A quick update on three Vancouver readings I have coming up in June:
Thursday June 13th with Tom Cho
This Thursday I’m reading with Australian fiction writer Tom Cho. The Facebook event listing is here. I’ve heard amazing things about Tom Cho’s book Look Who’s Morphing and am excited he’s doing a reading here.
Doors at 7, readings at 7:30. Hosted by Larissa Lai. At Project Space, 222 East Georgia (just off Main St). Free!
About Tom Cho:
Tom Cho is an artist from Melbourne, Australia. He writes fiction, freelances as a writer and performs his words onstage. He’s also produced arts projects, both as an independent producer and for Footscray Community Arts Centre, Melbourne Fringe and other organizations. He’s writing his second book (working title: The Meaning of Life and Other Fictions). His first book is the collection of fictions Look Who’s Morphing (Giramondo, 2009). It was shortlisted for the 2010 Commonwealth Writers’ Prize for Best First Book (South East Asia and Pacific), 2009 Age Fiction Book of the Year and Melbourne Prize Trust’s 2009 Best Writing Award. Website: tomcho.com
Wednesday June 26th — Rhizome support reading with Charles Demers and Jill Mandrake
Beloved community space and restaurant Rhizome is closing this summer and I’m reading at an event in the space with Charles Demers, a well-known Vancouver comedian and fiction writer, and Jill Mandrake.
7 PM. Rhizome is located on East Broadway, just off Kingsway. Entry is by donation.
Saturday June 29th — East Side Pride
I’m reading poetry at East Side Pride, East Vancouver’s LGBTQI* Pride festival, with a lineup of queer poets, including Leah Horlick.
A few new things.
I’ve been coordinating a project called the Art Cart for Gallery Gachet in Vancouver’s Downtown Eastside. The Art Cart is a hand-pulled or bike-towed mobile sales shop or art gallery or workshop space (it folds out into a table!). This Sunday we’re presenting an outdoor poetry reading at the Downtown Eastside street market. Three poets will read their work exploring issues of systemic poverty and gentrification: Karen Ward, Cherise Clarke and Peter Bracking. This is the LAUNCH of Peter Bracking’s chapbook of poems, ‘Rent In Four: keep your ass out of the acid rain,’ produced for this event. This is part of the Rent Assembly Conference, presented by KSW and The Mainlander. All the info is on the Gallery Gachet website here.
Look for our blue awning near the corner of Carrall and Cordova. 2 PM!
I’m going to the Lambda Awards ceremony in New York for my nomination for Debut Fiction and then reading at the Resonance series in Montreal on June 4th.
Resonance Reading Series
Resonance Cafe, 5175A Avenue du Parc
Hosted & organized by Karla Du Plessis
The Facebook event listing is here.
I’m also reading in Vancouver with Australian queer writer and artist Tom Cho.
Bombyx Batryticatus Productions Presents: A Reading by Tom Cho and Alex Leslie

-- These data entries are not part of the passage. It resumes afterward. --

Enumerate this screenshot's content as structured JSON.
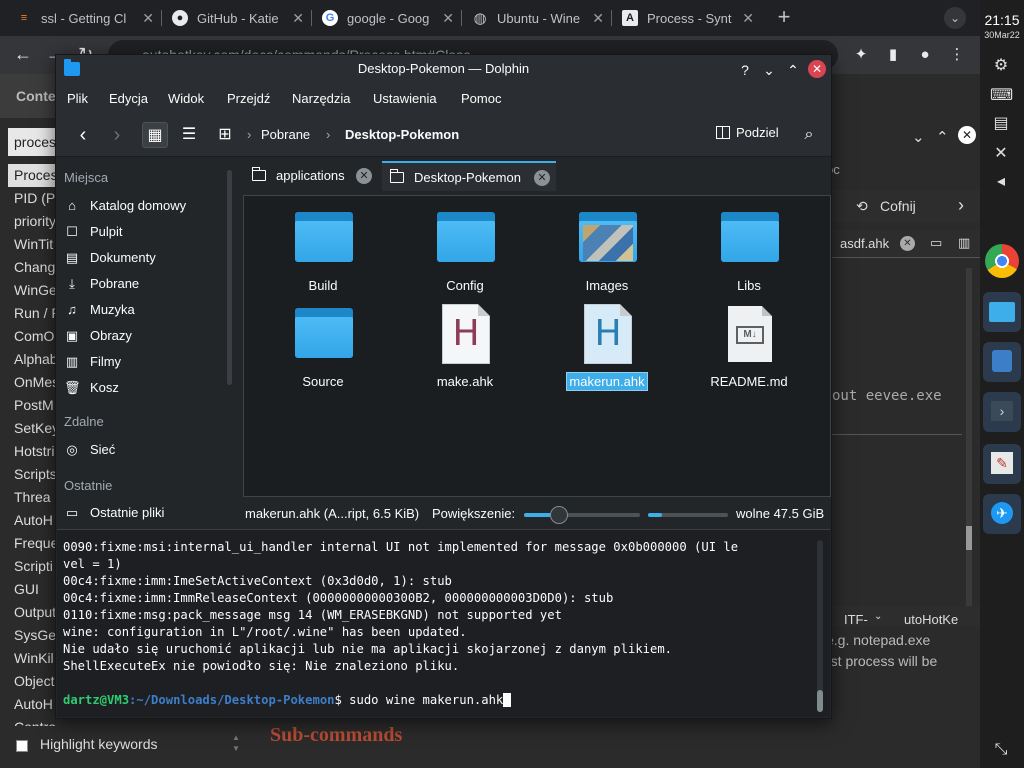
{
  "browser": {
    "tabs": [
      {
        "title": "ssl - Getting Cl",
        "icon": "stackoverflow-icon"
      },
      {
        "title": "GitHub - Katie",
        "icon": "github-icon"
      },
      {
        "title": "google - Goog",
        "icon": "google-icon"
      },
      {
        "title": "Ubuntu - Wine",
        "icon": "globe-icon"
      },
      {
        "title": "Process - Synt",
        "icon": "autohotkey-icon"
      }
    ],
    "url": "autohotkey.com/docs/commands/Process.htm#Close"
  },
  "webpage": {
    "left_header": "Conte",
    "search_value": "proces",
    "list": [
      "Proces",
      "PID (P",
      "priority",
      "WinTit",
      "Chang",
      "WinGe",
      "Run / R",
      "ComO",
      "Alphab",
      "OnMes",
      "PostM",
      "SetKey",
      "Hotstri",
      "Scripts",
      "Threa",
      "AutoH",
      "Freque",
      "Scripti",
      "GUI",
      "Output",
      "SysGe",
      "WinKil",
      "Object",
      "AutoH",
      "ControlGet"
    ],
    "highlight_label": "Highlight keywords",
    "subcommands": "Sub-commands",
    "right": {
      "oc": "oc",
      "undo": "Cofnij",
      "file_tab": "asdf.ahk",
      "code": "out eevee.exe",
      "encoding": "ITF-",
      "app": "utoHotKe",
      "doc1": "e.g. notepad.exe",
      "doc2": "rst process will be"
    }
  },
  "shelf": {
    "time": "21:15",
    "date": "30Mar22"
  },
  "dolphin": {
    "title": "Desktop-Pokemon — Dolphin",
    "menu": [
      "Plik",
      "Edycja",
      "Widok",
      "Przejdź",
      "Narzędzia",
      "Ustawienia",
      "Pomoc"
    ],
    "breadcrumb": [
      "Pobrane",
      "Desktop-Pokemon"
    ],
    "split_label": "Podziel",
    "places": {
      "group1": "Miejsca",
      "items1": [
        "Katalog domowy",
        "Pulpit",
        "Dokumenty",
        "Pobrane",
        "Muzyka",
        "Obrazy",
        "Filmy",
        "Kosz"
      ],
      "group2": "Zdalne",
      "items2": [
        "Sieć"
      ],
      "group3": "Ostatnie",
      "items3": [
        "Ostatnie pliki"
      ]
    },
    "view_tabs": [
      "applications",
      "Desktop-Pokemon"
    ],
    "files": [
      {
        "name": "Build",
        "type": "folder"
      },
      {
        "name": "Config",
        "type": "folder"
      },
      {
        "name": "Images",
        "type": "image-folder"
      },
      {
        "name": "Libs",
        "type": "folder"
      },
      {
        "name": "Source",
        "type": "folder"
      },
      {
        "name": "make.ahk",
        "type": "ahk"
      },
      {
        "name": "makerun.ahk",
        "type": "ahk",
        "selected": true
      },
      {
        "name": "README.md",
        "type": "markdown"
      }
    ],
    "status": {
      "selection": "makerun.ahk (A...ript, 6.5 KiB)",
      "zoom_label": "Powiększenie:",
      "zoom_level": 0.3,
      "disk_used": 0.18,
      "free": "wolne 47.5 GiB"
    },
    "terminal": {
      "lines": [
        "0090:fixme:msi:internal_ui_handler internal UI not implemented for message 0x0b000000 (UI le",
        "vel = 1)",
        "00c4:fixme:imm:ImeSetActiveContext (0x3d0d0, 1): stub",
        "00c4:fixme:imm:ImmReleaseContext (00000000000300B2, 000000000003D0D0): stub",
        "0110:fixme:msg:pack_message msg 14 (WM_ERASEBKGND) not supported yet",
        "wine: configuration in L\"/root/.wine\" has been updated.",
        "Nie udało się uruchomić aplikacji lub nie ma aplikacji skojarzonej z danym plikiem.",
        "ShellExecuteEx nie powiodło się: Nie znaleziono pliku."
      ],
      "prompt_user": "dartz@VM3",
      "prompt_path": ":~/Downloads/Desktop-Pokemon",
      "prompt_cmd": "$ sudo wine makerun.ahk"
    }
  },
  "colors": {
    "accent": "#3daee9",
    "close": "#da4453",
    "window_bg": "#232629"
  }
}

Project Space, 222 East Georgia Street, Vancouver, BC
Thursday, June 13
Reading starts: 7:30pm
The Facebook event is here.
Hosted & organized by Larissa Lai.
Copies of my book & chapbook will be for sale.
About my co-reader, Tom Cho: Tom Cho is an artist from Melbourne, Australia. He writes fiction, freelances as a writer and performs his words onstage. He’s also produced arts projects, both as an independent producer and for Footscray Community Arts Centre, Melbourne Fringe and other organizations. He’s writing his second book (working title: The Meaning of Life and Other Fictions). His first book is the collection of fictions Look Who’s Morphing (Giramondo, 2009). It was shortlisted for the 2010 Commonwealth Writers’ Prize for Best First Book (South East Asia and Pacific), 2009 Age Fiction Book of the Year and Melbourne Prize Trust’s 2009 Best Writing Award. Website: tomcho.com
Last thing: as a contributor to The Capilano Review‘s narrative issue I was asked to write a couple blog posts. Here’s the first one, on my library habits.